Out of high school, Pettit, a left-handed pitcher was such a phenom that he was signed to an 85,000 contract by movie producer Frederick Stephani who wanted to make a movie about Pettit’s rise to the Major Leagues. Pettit was viewed as a can’t-miss prospect, throwing six no-hitters as an amateur, including three in a row at one point. Stephani hoped to get into making sports films and wanted to do one on a baseball star, but did not have the resources to attract an established player. He decided that a prospect would be his next best option and settled on Pettit, regarded as the premiere high school player at the time.
Stephani later sold Pettit’s contract to the Pittsburgh Pirates for $100,000 (but keeping move rights to Pettit), making him the first six-figure “Bonus Baby.” Pettit experienced arm problems early in his career and ended up with a 1-2 career record with a 7.34 ERA in 12 games with the Pirates, played in 1951 and 1953. He also won 31 games in the minor leagues, including 15 with Hollywood in 1953, but by 1954 his injured arm prevented him from pitching full time again. He turned to playing first base and outfield, reaching moderate success in the minor leagues with a .272 career average. He even had a milestone season in 1957 by batting .284 with 20 home runs and 102 RBI with Hollywood. Unfortunately he never reached the Major Leagues again and by 1962 retired from playing.

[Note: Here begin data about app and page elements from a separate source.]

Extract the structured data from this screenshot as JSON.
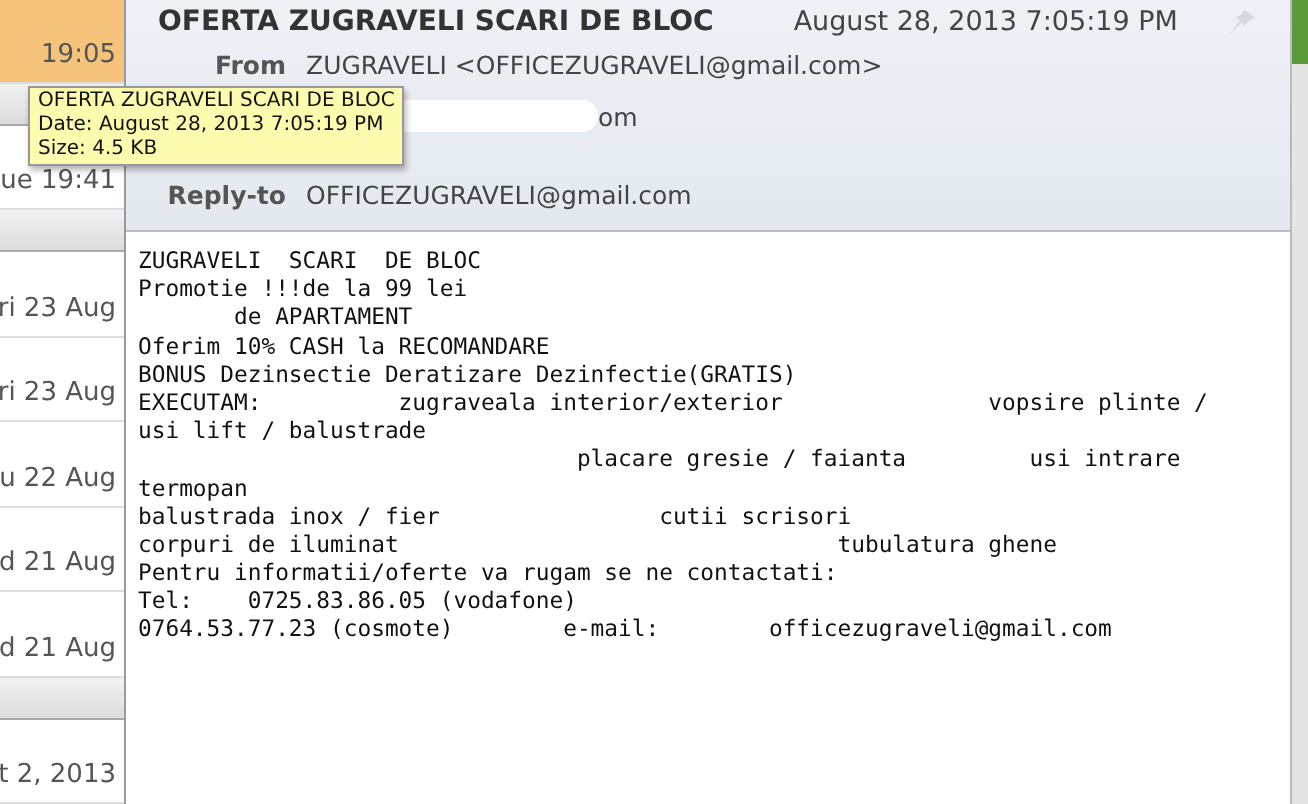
{
  "message_list": [
    {
      "kind": "message",
      "time": "19:05",
      "selected": true
    },
    {
      "kind": "group"
    },
    {
      "kind": "message",
      "time": "ue 19:41",
      "selected": false
    },
    {
      "kind": "group"
    },
    {
      "kind": "message",
      "time": "ri 23 Aug",
      "selected": false
    },
    {
      "kind": "message",
      "time": "ri 23 Aug",
      "selected": false
    },
    {
      "kind": "message",
      "time": "u 22 Aug",
      "selected": false
    },
    {
      "kind": "message",
      "time": "d 21 Aug",
      "selected": false
    },
    {
      "kind": "message",
      "time": "d 21 Aug",
      "selected": false
    },
    {
      "kind": "group"
    },
    {
      "kind": "message",
      "time": "t 2, 2013",
      "selected": false
    }
  ],
  "header": {
    "subject": "OFERTA ZUGRAVELI SCARI DE BLOC",
    "date": "August 28, 2013 7:05:19 PM",
    "fields": [
      {
        "label": "From",
        "value": "ZUGRAVELI <OFFICEZUGRAVELI@gmail.com>",
        "redacted": false
      },
      {
        "value": "om",
        "redacted": true
      },
      {
        "label": "Reply-to",
        "value": "OFFICEZUGRAVELI@gmail.com",
        "redacted": false
      }
    ]
  },
  "tooltip": [
    "OFERTA ZUGRAVELI SCARI DE BLOC",
    "Date: August 28, 2013 7:05:19 PM",
    "Size: 4.5 KB"
  ],
  "body": [
    "ZUGRAVELI  SCARI  DE BLOC",
    "Promotie !!!de la 99 lei",
    "       de APARTAMENT",
    "Oferim 10% CASH la RECOMANDARE",
    "BONUS Dezinsectie Deratizare Dezinfectie(GRATIS)",
    "EXECUTAM:          zugraveala interior/exterior               vopsire plinte /",
    "usi lift / balustrade",
    "                                placare gresie / faianta         usi intrare",
    "termopan",
    "balustrada inox / fier                cutii scrisori",
    "corpuri de iluminat                                tubulatura ghene",
    "Pentru informatii/oferte va rugam se ne contactati:",
    "Tel:    0725.83.86.05 (vodafone)",
    "0764.53.77.23 (cosmote)        e-mail:        officezugraveli@gmail.com"
  ]
}
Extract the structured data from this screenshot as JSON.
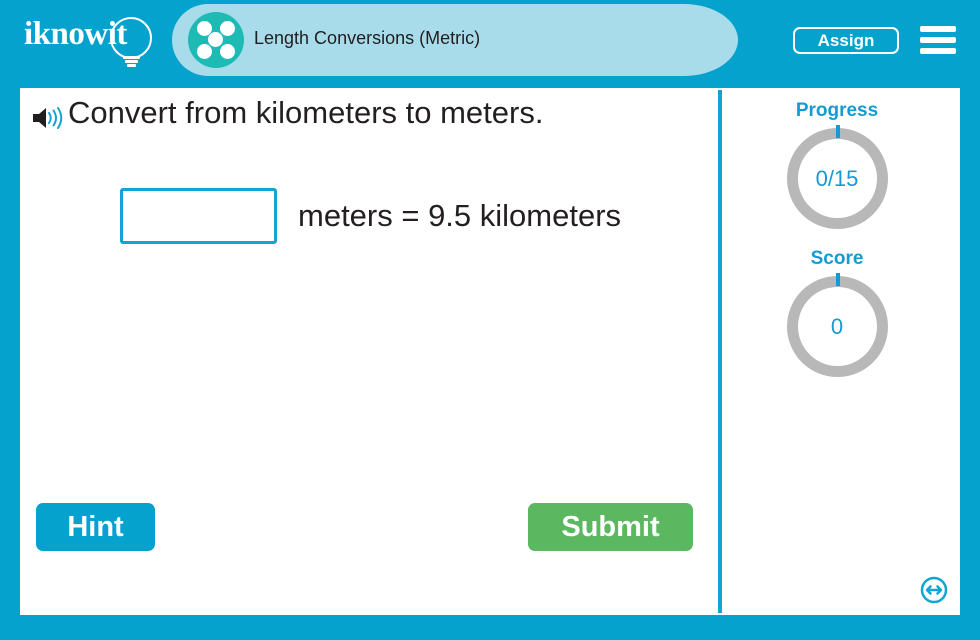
{
  "header": {
    "logo_text": "iknowit",
    "logo_icon": "lightbulb-icon",
    "lesson_icon": "five-dots-icon",
    "title": "Length Conversions (Metric)",
    "assign_label": "Assign",
    "menu_icon": "hamburger-menu-icon",
    "background_color": "#06a2ce",
    "tab_color": "#a8dcea",
    "lesson_icon_color": "#1dbbb4"
  },
  "question": {
    "audio_icon": "speaker-icon",
    "prompt": "Convert from kilometers to meters.",
    "answer_value": "",
    "answer_placeholder": "",
    "equation_text": "meters = 9.5 kilometers"
  },
  "sidebar": {
    "progress": {
      "label": "Progress",
      "value": "0/15"
    },
    "score": {
      "label": "Score",
      "value": "0"
    },
    "accent_color": "#159bd3",
    "ring_color": "#b8b8b8"
  },
  "footer": {
    "hint_label": "Hint",
    "hint_color": "#06a2ce",
    "submit_label": "Submit",
    "submit_color": "#5cb860",
    "resize_icon": "resize-horizontal-icon"
  }
}
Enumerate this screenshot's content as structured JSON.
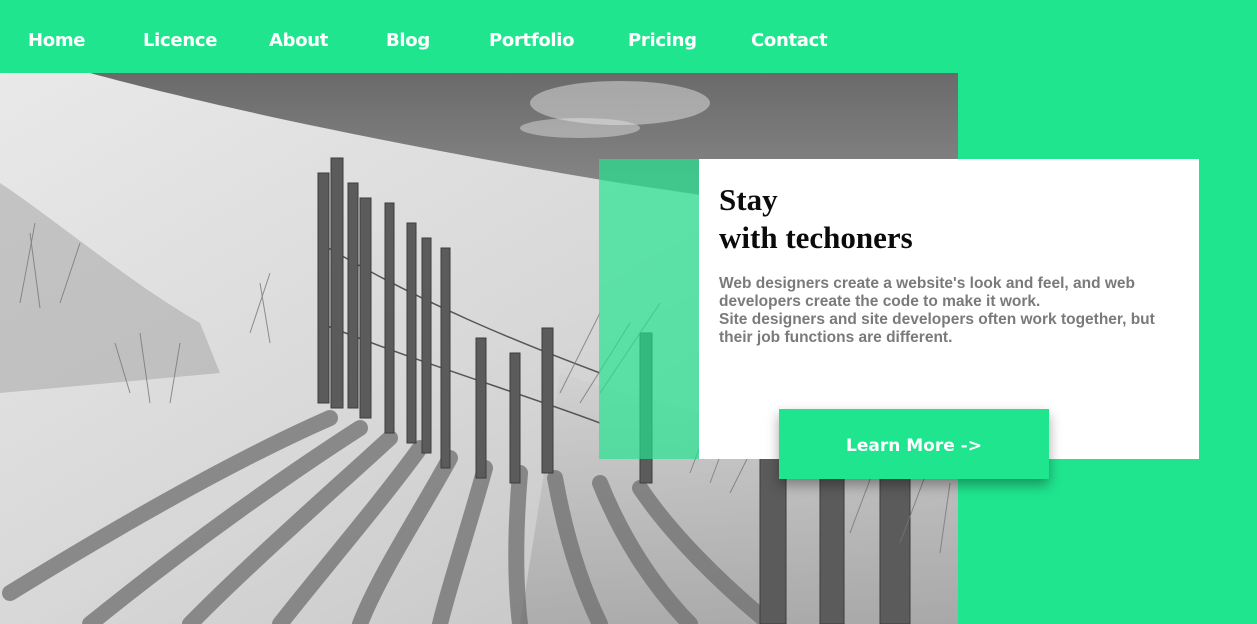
{
  "nav": {
    "items": [
      {
        "label": "Home"
      },
      {
        "label": "Licence"
      },
      {
        "label": "About"
      },
      {
        "label": "Blog"
      },
      {
        "label": "Portfolio"
      },
      {
        "label": "Pricing"
      },
      {
        "label": "Contact"
      }
    ]
  },
  "hero": {
    "title_line1": "Stay",
    "title_line2": "with techoners",
    "text_line1": "Web designers create a website's look and feel, and web",
    "text_line2": "developers create the code to make it work.",
    "text_line3": "Site designers and site developers often work together, but",
    "text_line4": "their job functions are different.",
    "button_label": "Learn More ->",
    "image": "beach-dune-fence-photo"
  },
  "colors": {
    "accent": "#20e58f",
    "card": "#ffffff",
    "title": "#0b0b0b",
    "body_text": "#7a7a7a"
  }
}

Recently, Mr. Pettit took the time to answer some questions I posed to him about his time in the game and his influences…
Who was your favorite player growing up?: Ted Williams, Joe DiMaggio, and Stan Musial.
What was it like being the big “Bonus Baby” in baseball to start your career?: Put a lot of pressure on me. I wish I could have started like others, with little fanfare. It would have changed my approach completely.
What veterans took you under their wing when you first played in the Major Leagues?: Murray Dickson and Howie Pollet.
What was your favorite city to play in as a visiting player?: In San Francisco- I had a lot of success there.
Who was the toughest hitter you ever faced?: Ted Kluszewski.
What was your favorite moment as a player?: When I drove in RBIs and went 4 for 5 with 2 home runs against Seattle in the Pacific Coast League in 1957.
Who was your favorite coach or manager?: George Genovese was my best supporter and with whom I had my best years and also won a pennant with.
What was Honus Wagner like as a coach?: He was strictly an “honorary coach” and just sat on the bench in his street clothes and didn’t say much.
Did playing in Hollywood give you much exposure to the movie world?: No; other than seeing the likes of Ron Reagan, Burt Lancaster, George Raft, Michael O’Shea, Virginia Mayo, Jane Wyman, and others- attending the games.
What is your favorite hobby?: Playing golf, reading, and family.